Michael L. Dieden, a smooth-spoken public relations executive who inspired some residents and angered others when he said the Venice community plan needed more vision and soul, has resigned as head of the Venice Action Committee.
The surprise move came just two days after Dieden, 37, helped coordinate a ritzy beachside benefit that raised more than $50,000 for the group. Dieden said he quit last week to devote more time to his business.
"I put a year and a half of my life and my firm's life into it," Dieden said. "We now have a broad-based board of directors and we are financially solvent. It was time to pass the torch to new blood and new leadership."
Tom Sewell, a founding member of the group, said he and other members were shocked by the resignation. He called Dieden an extraordinary leader.
"He grew in the position," Sewell said. "And as he became much more articulate and powerful, he was able to inspire people. . . ."
Harlan Lee, a developer, was named as the group's new president. Lee said Dieden did a "phenomenal" job and he predicted that the committee, a 100-member organization of businessmen, residents and artists, would stick to the course that Dieden had charted.
Lee said the organization will continue to seek solutions to chronic community problems such as crime and the parking shortage, while fostering modest development. The committee is also expected to use the $50,000 to draft a new proposal on Venice growth.
That proposal was one of Dieden's last projects as head of the committee, and it also proved to be the most controversial. When he raised the idea earlier this month, Dieden said the current Venice Community Plan lacked vision and soul, and announced that the committee would hire a consultant to draft new development guidelines.
Gift to Community
Dieden termed the proposal, called "Visions of Venice," a gift to the community. But several residents charged that Dieden and the Venice Action Committee were actually trying to impose their will on the community. In a letter to The Times, longtime activist Arnold Springer said Dieden and his allies hope to make Venice more exclusive.

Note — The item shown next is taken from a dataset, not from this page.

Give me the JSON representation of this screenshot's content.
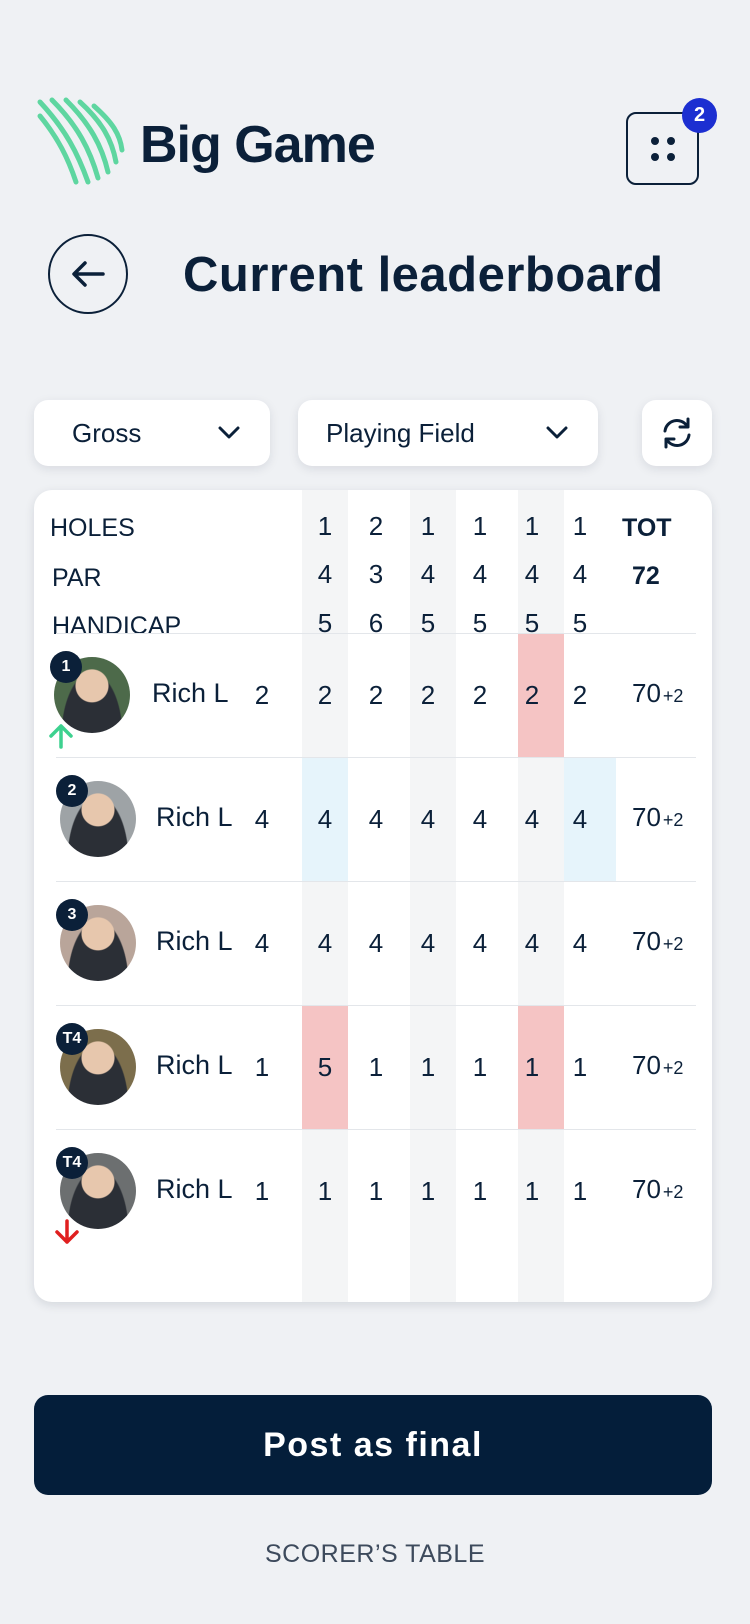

Dieden denied the allegation. But the incident was typical of the type of verbal tug of war that took place between Dieden's committee and the anti-growth activists who are affiliated with the Venice Town Council.
The council, which is not a government body, is dedicated to solving the parking shortage and preserving Venice's bohemian character. It was the only major activist group until late 1985, when the Venice Action Committee was formed by Dieden, who had honed his organizational skills as a political director for the Campaign for Economic Democracy and as campaign manager for Assemblyman Tom Hayden (D-Santa Monica).
The charismatic Dieden cemented the group's reputation as a community force by recruiting some of Venice's most prominent residents, including producer and restaurant owner Tony Bill, architect Frank Gehry, developers Lee and Stephen Blanchard and historian Sewell. And the group gained favorable publicity for early efforts such as tree planting and painting the old Venice City Hall.
But the committee never quite gained the trust of old-time community activists. And by the beginning of this year, as Dieden was detailing plans for drafting the new development guidelines, opponents were leveling serious charges at him.
Praise and Criticism
Several accused Dieden of being a front man for developers, many of whom are his personal clients. Others accused him of being a carpetbagger, noting that Dieden worked in Venice but lived in West Los Angeles.
Dieden's supporters, however, lavished praise on him. One developer who hired Dieden to represent him at a hearing said Dieden was "unflappable."
Dieden acknowledged that he had made some enemies, but said they did not influence his decision to resign. He said committee activities were consuming far too much of his time, and he added that he had achieved his goals of creating a "progressive voice" in Venice.
"I wanted to prove that we were credible and that we could perform," Dieden said. "There is always resistance to change. But there are some things in Venice that need changing. . . . The attack on the Venice Action Committee and myself is an easy and thoughtless way to deal with a group of people who are committed to changing the quality of life in Venice for the better."
Lee, who is building a multimillion-dollar commercial-residential complex at Rose Avenue and Main Street, could face opposition because he's a developer. But he said he will work to quell criticisms against the committee.
"If anybody has any problems with me being a developer they should come around and get involved with us," Lee said. "They (the group's critics) have worked hard and we have worked hard. I don't see any of them as opponents."
Dieden will continue to serve on the committee's board of directors.